Rātana kapa haka for Wembley

Members of Ratana's Band and Orchestra who will perform at the British Empire Exhibition at...
Members of Ratana's Band and Orchestra who will perform at the British Empire Exhibition at Wembley. Mrs Ratana, wife of the famous healer, is seated at centre. — Otago Witness, 8.4.1924
A gathering of Natives from along the coast, held at Ratana, broke up the other day.

It is reported that it has been decided to send a haka team and a team of poi dancers to the Empire Exhibition from Ratana. Ratana himself will also make the trip to the Exhibition.

Car dealers hold picnic

Messrs Cooke, Howlison and Co. held their fifth annual picnic last Saturday at Taieri Mouth, employees and friends numbering close on 100 being there and, despite the fact that the day turned out fairly wet, all enjoyed themselves thoroughly. The party motored out from town in about 20 cars and, after partaking of a cup of tea, indulged in games and rounders on the beach. Fruit, lollies and toys were there in abundance, and the kiddies’ enjoyment of the day added materially to the pleasure of everyone present.

YMCA short on dough

The Board of Directors of the Young Men’s Christian Association have felt it necessary to appeal to the public for funds. There is never a time when calls are not being made to give assistance to objects of a humanitarian or philanthropic or communal character, but the YMCA merits favourable consideration. Since the closing of the war funds the association has continued to perform "community" work of great importance at Trentham, and it cares for the social side of the life of the territorial soldier at all military camps, such as those that have recently been held at Matarae. Moreover, in the construction camps where State departments are engaged in railway building, or in the installation of hydro-electric schemes, and in several companies’ industrial plants, it has maintained fully equipped hutments, where social, physical, and religious activities have been carried out by men trained for this type of work. Operations have been fully maintained in settled centres, and the association now possesses property and equipment in New Zealand valued at £196,000, while upwards of 10,000 men and boys are enrolled in its membership. In Dunedin the association is carrying on a constructive work of unquestionable benefit to the community at a minimum of expense.  The gymnasium has had an enrolment of over 500 young people, including ladies’ classes. But, although there is no extravagance, the expenses of the institution are so heavy that the income has proved inadequate to meet them. It is in these circumstances that the association has decided to appeal for £2000 to enable it to discharge its obligations.

— editorial

Hot or cold?

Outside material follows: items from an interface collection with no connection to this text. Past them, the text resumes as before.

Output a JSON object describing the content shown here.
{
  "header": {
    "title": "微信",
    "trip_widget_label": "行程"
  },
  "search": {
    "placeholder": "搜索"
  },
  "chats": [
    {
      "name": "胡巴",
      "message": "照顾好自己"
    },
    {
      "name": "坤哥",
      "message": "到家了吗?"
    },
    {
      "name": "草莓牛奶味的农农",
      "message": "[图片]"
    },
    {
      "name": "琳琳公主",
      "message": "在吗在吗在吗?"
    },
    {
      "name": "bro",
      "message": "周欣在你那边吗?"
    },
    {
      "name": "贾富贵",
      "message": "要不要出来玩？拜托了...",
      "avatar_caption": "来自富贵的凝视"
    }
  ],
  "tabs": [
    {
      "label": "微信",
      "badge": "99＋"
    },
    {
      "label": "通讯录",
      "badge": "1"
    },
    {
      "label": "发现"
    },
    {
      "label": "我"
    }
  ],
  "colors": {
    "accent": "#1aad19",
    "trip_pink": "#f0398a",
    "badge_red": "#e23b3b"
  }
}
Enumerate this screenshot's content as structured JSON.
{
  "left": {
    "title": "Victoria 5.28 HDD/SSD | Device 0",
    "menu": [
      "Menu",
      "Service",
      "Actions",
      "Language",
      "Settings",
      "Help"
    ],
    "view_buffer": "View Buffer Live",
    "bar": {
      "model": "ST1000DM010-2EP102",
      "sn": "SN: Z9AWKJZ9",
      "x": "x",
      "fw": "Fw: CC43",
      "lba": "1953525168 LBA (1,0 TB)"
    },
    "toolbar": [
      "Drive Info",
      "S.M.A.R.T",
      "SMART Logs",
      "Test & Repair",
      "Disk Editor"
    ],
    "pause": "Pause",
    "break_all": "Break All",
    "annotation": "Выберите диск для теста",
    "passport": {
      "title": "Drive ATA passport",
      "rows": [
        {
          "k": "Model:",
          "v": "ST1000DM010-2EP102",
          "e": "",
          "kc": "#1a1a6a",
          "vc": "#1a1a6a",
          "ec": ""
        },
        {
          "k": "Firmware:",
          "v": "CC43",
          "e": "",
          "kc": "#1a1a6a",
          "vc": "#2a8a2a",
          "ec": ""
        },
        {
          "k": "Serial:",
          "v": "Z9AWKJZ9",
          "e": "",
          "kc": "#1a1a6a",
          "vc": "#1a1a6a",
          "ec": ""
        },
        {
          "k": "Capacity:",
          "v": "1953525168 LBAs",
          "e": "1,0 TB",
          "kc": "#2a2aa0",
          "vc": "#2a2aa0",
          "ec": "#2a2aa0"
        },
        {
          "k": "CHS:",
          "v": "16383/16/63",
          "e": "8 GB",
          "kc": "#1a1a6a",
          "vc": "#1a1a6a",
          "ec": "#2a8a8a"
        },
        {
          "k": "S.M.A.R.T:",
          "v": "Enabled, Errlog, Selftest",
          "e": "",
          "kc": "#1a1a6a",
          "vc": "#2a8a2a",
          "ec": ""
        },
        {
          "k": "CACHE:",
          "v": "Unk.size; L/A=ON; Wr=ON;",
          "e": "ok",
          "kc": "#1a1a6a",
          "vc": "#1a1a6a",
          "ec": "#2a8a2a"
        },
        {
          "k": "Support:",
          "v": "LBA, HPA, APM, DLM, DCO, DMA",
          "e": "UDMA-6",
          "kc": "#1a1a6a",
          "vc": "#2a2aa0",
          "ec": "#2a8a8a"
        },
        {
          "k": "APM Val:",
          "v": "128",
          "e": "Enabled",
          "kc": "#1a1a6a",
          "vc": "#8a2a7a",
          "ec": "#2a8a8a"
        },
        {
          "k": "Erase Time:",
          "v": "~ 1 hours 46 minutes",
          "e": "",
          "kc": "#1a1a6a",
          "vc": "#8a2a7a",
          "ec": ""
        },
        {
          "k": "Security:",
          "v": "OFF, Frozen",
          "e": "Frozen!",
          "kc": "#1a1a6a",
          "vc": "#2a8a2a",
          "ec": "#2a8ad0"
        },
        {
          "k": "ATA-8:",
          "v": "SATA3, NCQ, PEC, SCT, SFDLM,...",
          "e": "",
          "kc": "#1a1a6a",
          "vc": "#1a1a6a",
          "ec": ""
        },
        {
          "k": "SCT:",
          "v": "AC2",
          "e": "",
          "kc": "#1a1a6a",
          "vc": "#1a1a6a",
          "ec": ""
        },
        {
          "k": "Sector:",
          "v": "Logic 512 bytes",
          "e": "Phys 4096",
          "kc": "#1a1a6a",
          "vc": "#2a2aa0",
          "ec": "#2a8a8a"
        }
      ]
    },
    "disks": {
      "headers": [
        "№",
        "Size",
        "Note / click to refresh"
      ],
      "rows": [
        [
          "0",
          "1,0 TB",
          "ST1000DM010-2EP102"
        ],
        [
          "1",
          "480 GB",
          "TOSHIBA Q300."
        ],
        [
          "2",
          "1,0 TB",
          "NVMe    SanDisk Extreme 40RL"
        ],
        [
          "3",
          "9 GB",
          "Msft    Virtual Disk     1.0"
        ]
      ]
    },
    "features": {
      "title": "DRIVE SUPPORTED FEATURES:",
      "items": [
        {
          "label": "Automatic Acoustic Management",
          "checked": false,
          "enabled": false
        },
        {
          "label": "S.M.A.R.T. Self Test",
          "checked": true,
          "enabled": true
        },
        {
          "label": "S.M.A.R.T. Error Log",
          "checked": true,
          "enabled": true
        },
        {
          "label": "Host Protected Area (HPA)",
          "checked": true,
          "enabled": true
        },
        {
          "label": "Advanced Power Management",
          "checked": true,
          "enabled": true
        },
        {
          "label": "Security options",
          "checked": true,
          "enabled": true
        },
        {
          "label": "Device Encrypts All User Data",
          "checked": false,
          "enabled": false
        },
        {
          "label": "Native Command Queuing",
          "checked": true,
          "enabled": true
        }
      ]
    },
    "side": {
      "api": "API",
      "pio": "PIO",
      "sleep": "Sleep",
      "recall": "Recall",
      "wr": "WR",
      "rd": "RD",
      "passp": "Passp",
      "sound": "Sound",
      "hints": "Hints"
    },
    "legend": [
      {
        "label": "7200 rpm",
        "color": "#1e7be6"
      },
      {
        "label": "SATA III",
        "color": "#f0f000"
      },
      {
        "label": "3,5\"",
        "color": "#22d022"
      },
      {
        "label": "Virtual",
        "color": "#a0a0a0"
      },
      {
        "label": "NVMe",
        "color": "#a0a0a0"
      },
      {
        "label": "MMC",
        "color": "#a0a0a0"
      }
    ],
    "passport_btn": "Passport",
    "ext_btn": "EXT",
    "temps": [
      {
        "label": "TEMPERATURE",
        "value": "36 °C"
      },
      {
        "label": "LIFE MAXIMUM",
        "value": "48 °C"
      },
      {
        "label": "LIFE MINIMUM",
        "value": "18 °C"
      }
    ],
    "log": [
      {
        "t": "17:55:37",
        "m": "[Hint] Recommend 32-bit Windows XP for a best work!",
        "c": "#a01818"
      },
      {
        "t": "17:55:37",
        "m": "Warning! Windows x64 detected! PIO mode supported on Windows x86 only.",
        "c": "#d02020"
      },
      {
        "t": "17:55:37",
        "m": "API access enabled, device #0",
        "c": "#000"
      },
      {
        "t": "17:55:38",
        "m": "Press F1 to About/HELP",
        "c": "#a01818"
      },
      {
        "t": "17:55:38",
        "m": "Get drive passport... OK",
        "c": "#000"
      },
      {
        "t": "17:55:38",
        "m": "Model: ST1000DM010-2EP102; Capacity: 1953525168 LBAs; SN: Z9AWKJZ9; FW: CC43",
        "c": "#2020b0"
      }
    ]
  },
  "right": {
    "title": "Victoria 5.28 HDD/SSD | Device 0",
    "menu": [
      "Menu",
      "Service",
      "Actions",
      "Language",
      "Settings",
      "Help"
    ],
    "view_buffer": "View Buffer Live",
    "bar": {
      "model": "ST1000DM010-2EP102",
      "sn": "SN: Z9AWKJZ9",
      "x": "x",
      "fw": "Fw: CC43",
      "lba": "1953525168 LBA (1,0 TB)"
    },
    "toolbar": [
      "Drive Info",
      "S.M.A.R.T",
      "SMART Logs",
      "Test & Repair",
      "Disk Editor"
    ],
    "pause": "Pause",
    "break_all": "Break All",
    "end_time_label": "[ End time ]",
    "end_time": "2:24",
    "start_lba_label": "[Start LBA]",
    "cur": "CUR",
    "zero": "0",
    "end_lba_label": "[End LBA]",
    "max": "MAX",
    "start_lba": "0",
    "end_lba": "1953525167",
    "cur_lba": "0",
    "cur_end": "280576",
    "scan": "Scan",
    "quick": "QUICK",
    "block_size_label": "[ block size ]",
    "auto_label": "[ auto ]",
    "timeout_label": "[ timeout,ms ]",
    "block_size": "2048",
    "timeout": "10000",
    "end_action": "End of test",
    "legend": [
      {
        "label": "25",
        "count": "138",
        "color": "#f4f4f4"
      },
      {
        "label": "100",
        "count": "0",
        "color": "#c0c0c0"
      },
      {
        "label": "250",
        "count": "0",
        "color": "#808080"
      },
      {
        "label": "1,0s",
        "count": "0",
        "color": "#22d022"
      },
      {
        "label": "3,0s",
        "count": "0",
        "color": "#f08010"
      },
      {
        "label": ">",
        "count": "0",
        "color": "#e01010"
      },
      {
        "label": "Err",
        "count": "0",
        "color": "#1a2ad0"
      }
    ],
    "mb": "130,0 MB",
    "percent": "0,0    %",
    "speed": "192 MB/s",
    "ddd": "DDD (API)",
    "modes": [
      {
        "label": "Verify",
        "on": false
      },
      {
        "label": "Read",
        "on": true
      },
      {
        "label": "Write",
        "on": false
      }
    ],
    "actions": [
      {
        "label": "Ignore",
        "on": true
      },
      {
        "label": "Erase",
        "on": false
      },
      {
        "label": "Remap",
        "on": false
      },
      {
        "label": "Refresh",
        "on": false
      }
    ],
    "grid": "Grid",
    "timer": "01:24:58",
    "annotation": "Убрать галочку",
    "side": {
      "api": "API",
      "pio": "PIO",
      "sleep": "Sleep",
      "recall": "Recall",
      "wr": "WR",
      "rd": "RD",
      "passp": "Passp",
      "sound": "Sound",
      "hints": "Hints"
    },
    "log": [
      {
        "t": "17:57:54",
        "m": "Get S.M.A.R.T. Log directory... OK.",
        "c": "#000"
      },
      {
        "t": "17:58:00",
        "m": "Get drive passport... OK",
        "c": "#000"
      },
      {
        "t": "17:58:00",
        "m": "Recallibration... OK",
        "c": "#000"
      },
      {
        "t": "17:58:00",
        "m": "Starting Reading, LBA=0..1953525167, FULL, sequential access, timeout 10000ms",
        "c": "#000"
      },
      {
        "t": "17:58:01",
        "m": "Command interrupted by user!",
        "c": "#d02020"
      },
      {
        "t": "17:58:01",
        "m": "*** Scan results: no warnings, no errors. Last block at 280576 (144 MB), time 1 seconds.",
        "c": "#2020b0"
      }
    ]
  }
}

Those who take only hot baths often become physically relaxed. They fall  prey not only to colds and chills but also to constipation. We have in our skin about 2,000,000 pores, which help in regulating its temperature. They open to the warmth and close down when it is cold, acting like miniature windows. A sudden feeling of cold leads to the rapid contraction of these openings, causing a goose-skin. In people who soften themselves with over-frequent hot baths the pores lose the habit. They flabbily remain open, and thus we catch chills. For this reason a hot bath should invariably be followed by a cold shower or by a bucketful of cold water emptied on the the head and shoulders. A hot bath, if rarely taken, has a most powerful effect. It’s the best means of driving out a chill before it has time to produce a severe cold.  Of course, a hot bath has comparatively little stimulating effect for those who take it every day.

— ODT, 12.3.1924  (Compiled by Peter Dowden)